A bargain and sale deed is a legal document releasing interest in the title to a property to a buyer without guaranteeing the validity of the title. This means there may be defects with the title that the buyer could uncover later, and these could potentially pose a problem, such as making it difficult to resell the property. This type of deed is most commonly used for real estate, although it can also apply to other types of property.
The context where people are most likely to encounter a bargain and sale deed is in government sales and foreclosures. When the government decides to sell property it owns or sells property it has seized, it makes such sales with no guarantees on the title to the property. The government releases its own interest, but there may be another interest in the property, as someone could discover by having a title search run to learn more about it. In cases where the government knows of defects on the title and sells property with a bargain and sale deed, there is a possibility of filing suit, as the government is liable for not disclosing this information.
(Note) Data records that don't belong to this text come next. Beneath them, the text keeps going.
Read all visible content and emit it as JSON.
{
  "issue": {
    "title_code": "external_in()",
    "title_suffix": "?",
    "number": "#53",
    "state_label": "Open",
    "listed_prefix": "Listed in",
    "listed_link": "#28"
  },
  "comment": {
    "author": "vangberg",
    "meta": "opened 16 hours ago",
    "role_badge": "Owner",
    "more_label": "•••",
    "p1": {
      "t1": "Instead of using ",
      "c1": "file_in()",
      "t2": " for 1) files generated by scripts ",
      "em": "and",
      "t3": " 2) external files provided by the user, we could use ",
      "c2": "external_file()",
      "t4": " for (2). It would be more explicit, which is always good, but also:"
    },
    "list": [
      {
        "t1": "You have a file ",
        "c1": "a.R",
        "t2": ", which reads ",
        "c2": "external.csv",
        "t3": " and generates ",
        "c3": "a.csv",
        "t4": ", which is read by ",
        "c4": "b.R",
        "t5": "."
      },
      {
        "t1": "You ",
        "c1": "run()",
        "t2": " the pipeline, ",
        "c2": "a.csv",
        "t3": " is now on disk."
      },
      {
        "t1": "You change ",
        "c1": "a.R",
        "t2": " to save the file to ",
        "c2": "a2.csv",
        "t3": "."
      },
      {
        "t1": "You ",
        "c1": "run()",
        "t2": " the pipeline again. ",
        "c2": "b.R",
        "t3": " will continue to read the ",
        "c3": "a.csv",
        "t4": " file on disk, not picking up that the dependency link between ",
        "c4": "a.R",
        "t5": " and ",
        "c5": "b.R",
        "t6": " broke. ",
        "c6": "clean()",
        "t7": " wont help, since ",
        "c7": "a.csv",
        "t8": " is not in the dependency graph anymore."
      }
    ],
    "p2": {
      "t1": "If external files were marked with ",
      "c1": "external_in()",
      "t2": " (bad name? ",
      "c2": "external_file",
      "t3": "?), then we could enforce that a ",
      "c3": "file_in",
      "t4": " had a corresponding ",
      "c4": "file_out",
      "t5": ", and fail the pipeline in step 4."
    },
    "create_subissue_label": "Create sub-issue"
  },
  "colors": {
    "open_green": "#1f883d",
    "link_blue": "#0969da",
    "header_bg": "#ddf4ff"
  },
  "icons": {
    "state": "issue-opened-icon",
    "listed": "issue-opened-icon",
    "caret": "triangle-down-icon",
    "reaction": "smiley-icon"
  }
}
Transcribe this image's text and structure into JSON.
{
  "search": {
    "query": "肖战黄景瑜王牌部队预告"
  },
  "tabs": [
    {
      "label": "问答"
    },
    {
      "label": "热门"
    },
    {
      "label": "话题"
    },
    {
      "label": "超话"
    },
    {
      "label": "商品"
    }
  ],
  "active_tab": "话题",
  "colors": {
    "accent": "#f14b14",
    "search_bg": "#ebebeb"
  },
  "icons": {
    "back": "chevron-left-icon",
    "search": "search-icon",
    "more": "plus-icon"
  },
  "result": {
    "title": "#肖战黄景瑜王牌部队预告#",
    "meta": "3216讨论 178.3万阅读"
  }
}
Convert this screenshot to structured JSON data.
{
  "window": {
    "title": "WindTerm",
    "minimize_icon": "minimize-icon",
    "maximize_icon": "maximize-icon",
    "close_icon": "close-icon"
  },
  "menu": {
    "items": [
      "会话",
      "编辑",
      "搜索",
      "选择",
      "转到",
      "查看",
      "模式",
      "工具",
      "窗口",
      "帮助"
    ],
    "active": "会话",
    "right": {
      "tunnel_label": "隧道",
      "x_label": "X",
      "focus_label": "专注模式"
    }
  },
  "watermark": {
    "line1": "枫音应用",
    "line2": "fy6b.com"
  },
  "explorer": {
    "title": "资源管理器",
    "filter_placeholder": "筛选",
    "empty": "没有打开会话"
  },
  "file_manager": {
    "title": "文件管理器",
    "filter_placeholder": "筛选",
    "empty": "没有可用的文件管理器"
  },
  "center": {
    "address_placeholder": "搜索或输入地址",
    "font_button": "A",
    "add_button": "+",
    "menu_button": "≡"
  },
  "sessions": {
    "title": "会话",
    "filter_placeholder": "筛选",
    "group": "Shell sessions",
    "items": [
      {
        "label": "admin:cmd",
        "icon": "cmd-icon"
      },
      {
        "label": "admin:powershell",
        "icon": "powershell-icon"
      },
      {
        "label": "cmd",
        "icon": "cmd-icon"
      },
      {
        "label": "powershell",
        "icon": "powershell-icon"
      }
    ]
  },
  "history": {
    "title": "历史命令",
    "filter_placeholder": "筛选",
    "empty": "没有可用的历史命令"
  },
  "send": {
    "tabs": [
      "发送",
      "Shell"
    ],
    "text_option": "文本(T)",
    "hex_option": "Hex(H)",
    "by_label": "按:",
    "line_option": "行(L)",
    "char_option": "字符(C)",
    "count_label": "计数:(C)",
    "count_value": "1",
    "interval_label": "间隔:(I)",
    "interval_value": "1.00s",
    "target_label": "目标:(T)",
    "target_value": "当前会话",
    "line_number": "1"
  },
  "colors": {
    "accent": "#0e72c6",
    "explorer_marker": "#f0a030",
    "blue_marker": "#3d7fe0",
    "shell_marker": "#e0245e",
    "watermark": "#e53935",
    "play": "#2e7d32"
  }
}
Similar situations can be seen with foreclosures. When foreclosed property is sold, a lender releases interest in the property with a bargain and sale deed. The property may have also been used to secure other loans, though, and there is a possibility that someone else or another bank has an interest in the property. This can be especially common with properties involved in refinancing transactions where the previous lien was not released.
Buying property with this type of deed is not necessarily a bad idea, but it is advisable to take some precautions. If possible, a title search should be conducted to look for any clouds on the title and to see how difficult it would be to release them. The seller will not take responsibility for addressing other interests in the property, making it important for buyers to do their research ahead of time. The property should also be thoroughly inspected like any real estate purchase for physical problems, and it can be advisable to confirm the boundaries of the property with a surveyor.
In cases where property with a bargain and sale deed is purchased and defects with the title are uncovered after the fact, it is not possible to get a refund from the seller. If the seller knew about these defects and didn't discuss them, this may be grounds for a suit, depending on the law and the circumstances of the sale.